The school psychologist must follow educational testing standards. Four primary ones are:
Code of Professional Responsibilities in Educational Measurement (1995) [free word document]
the National Council on Measurement in Education (NCME) has adopted this Code to promote professionally responsible practice in conduct that arises from either the professional standards of the field, general ethical principles, or both. (adopted 1995)

Code of Fair Testing Practices in Education (2004). [free pdf]
Washington, DC: Joint Committee on Testing Practices. (Mailing Address: Joint Committee on Testing Practices, Science Directorate, American Psychological Assoc., 750 1st St, NE, Washington, DC 20002

NASP Professional Conduct Manual
Because a school psychologist's main function for many children is to evaluate them under IDEA, their professional conduct through the process is relevant as well. This Manual pertains to NASP members and those who have the credential 'NCSP' after their name.

Standards for Educational and Psychological Testing (book)
(American Educational Research Association, American Psychological Association, National Council on Measurement in Education, 1985) $49.95 by calling 202-238-3200.

Also see: What about an FBA? Is it considered an evaluation? (Short answer: YES).


What to ask for:

Do an inventory of your child's

- known or suspected medical conditions identified by medical doctors, dentists, etc.
- known or suspected medical conditions that are being treated with medication
- typical behaviors towards school, siblings, parents, teachers.
- typical effort on homework on a daily, weekly or by subject basis
- number and type of friendships
- things that are an ongoing struggle, persistent issues that are not going away
- number and type of activities done out of school
- any bullying or intimidation they have been a target of
- any extra support they receive from other entities (therapies, social service agencies, BHRS/wrap around)
- NEW behaviors, such as anxiety increases, negative comments, inappropriate behaviors, repeatedly wanting to not go to school, or being upset when getting off the bus, throwing up in certain classes, etc.
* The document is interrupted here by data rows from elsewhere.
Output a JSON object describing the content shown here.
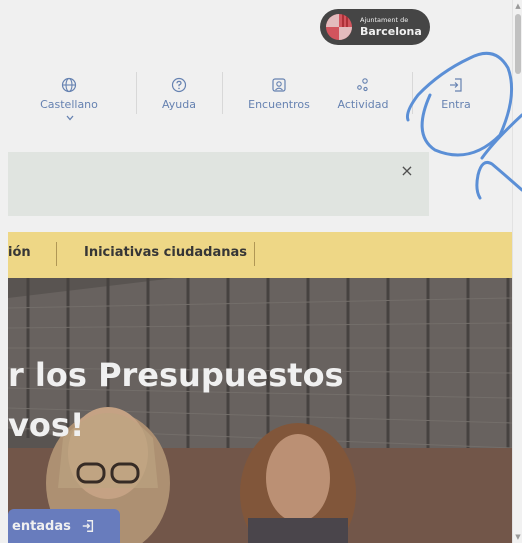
{
  "logo": {
    "line1": "Ajuntament de",
    "line2": "Barcelona"
  },
  "nav": {
    "language": "Castellano",
    "help": "Ayuda",
    "meetings": "Encuentros",
    "activity": "Actividad",
    "login": "Entra"
  },
  "banner": {
    "close_symbol": "×"
  },
  "tabs": {
    "tab1_partial": "ión",
    "tab2": "Iniciativas ciudadanas"
  },
  "hero": {
    "line1": "r los Presupuestos",
    "line2": "vos!",
    "cta_label": "entadas"
  },
  "colors": {
    "nav_text": "#6d8bbd",
    "tabs_bg": "#fde58f",
    "cta_bg": "#6f84c9",
    "annotation": "#5b8fd6"
  }
}
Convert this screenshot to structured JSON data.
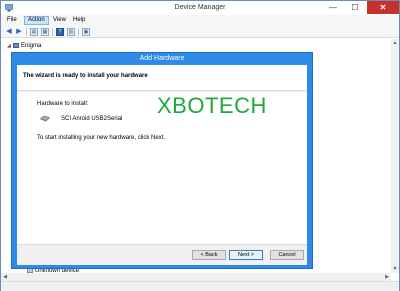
{
  "window": {
    "title": "Device Manager",
    "controls": {
      "minimize": "—",
      "maximize": "☐",
      "close": "✕"
    }
  },
  "menu": {
    "items": [
      {
        "label": "File",
        "active": false
      },
      {
        "label": "Action",
        "active": true
      },
      {
        "label": "View",
        "active": false
      },
      {
        "label": "Help",
        "active": false
      }
    ]
  },
  "toolbar": {
    "icons": [
      "back-arrow-icon",
      "forward-arrow-icon",
      "properties-icon",
      "show-hidden-icon",
      "help-icon",
      "scan-hardware-icon"
    ]
  },
  "tree": {
    "root": {
      "expander": "◢",
      "label": "Enigma"
    },
    "bottom_item": {
      "label": "Unknown device"
    }
  },
  "dialog": {
    "title": "Add Hardware",
    "heading": "The wizard is ready to install your hardware",
    "hardware_label": "Hardware to install:",
    "hardware_name": "SCI Anroid USB2Serial",
    "instruction": "To start installing your new hardware, click Next.",
    "buttons": {
      "back": "< Back",
      "next": "Next >",
      "cancel": "Cancel"
    }
  },
  "watermark": "XBOTECH",
  "colors": {
    "dialog_frame": "#2e8ae6",
    "close_button": "#c7312c",
    "watermark": "#1ea93a"
  }
}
    © 2011 Amber Mintz, Non-Attorney Advocate, 610-927-9904- business hours; 9am to 4pm Monday to Friday